■ PROVIDED DATA
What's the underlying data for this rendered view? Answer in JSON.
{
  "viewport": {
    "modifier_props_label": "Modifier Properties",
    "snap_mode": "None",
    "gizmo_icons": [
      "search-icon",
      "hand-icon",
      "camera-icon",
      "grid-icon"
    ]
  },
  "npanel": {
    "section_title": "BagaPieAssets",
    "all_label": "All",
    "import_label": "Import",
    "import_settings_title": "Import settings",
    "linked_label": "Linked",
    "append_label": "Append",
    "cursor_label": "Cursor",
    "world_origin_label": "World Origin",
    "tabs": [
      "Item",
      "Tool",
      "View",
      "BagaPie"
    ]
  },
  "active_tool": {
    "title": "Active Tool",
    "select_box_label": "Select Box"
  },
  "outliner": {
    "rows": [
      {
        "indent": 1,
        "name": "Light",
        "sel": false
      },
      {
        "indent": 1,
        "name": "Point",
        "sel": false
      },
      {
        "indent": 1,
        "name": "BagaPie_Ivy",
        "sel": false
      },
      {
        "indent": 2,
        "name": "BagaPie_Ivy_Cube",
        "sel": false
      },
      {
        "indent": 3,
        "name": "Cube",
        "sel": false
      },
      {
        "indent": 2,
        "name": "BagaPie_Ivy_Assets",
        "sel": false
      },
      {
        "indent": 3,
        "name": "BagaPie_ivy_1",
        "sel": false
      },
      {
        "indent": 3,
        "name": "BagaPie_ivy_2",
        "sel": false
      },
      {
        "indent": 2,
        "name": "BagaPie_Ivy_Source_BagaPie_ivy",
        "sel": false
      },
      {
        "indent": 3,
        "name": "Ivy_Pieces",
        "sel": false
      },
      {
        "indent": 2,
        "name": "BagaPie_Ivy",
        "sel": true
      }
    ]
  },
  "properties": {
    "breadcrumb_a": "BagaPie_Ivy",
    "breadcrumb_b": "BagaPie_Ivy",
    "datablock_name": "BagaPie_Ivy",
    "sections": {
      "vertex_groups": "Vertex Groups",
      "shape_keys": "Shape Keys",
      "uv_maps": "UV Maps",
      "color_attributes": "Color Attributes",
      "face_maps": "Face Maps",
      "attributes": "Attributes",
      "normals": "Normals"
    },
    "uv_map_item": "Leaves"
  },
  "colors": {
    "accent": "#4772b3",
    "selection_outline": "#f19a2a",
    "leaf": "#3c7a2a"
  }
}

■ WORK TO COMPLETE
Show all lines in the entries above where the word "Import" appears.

■ RESPONSE AREA
    "import_label": "Import",
    "import_settings_title": "Import settings",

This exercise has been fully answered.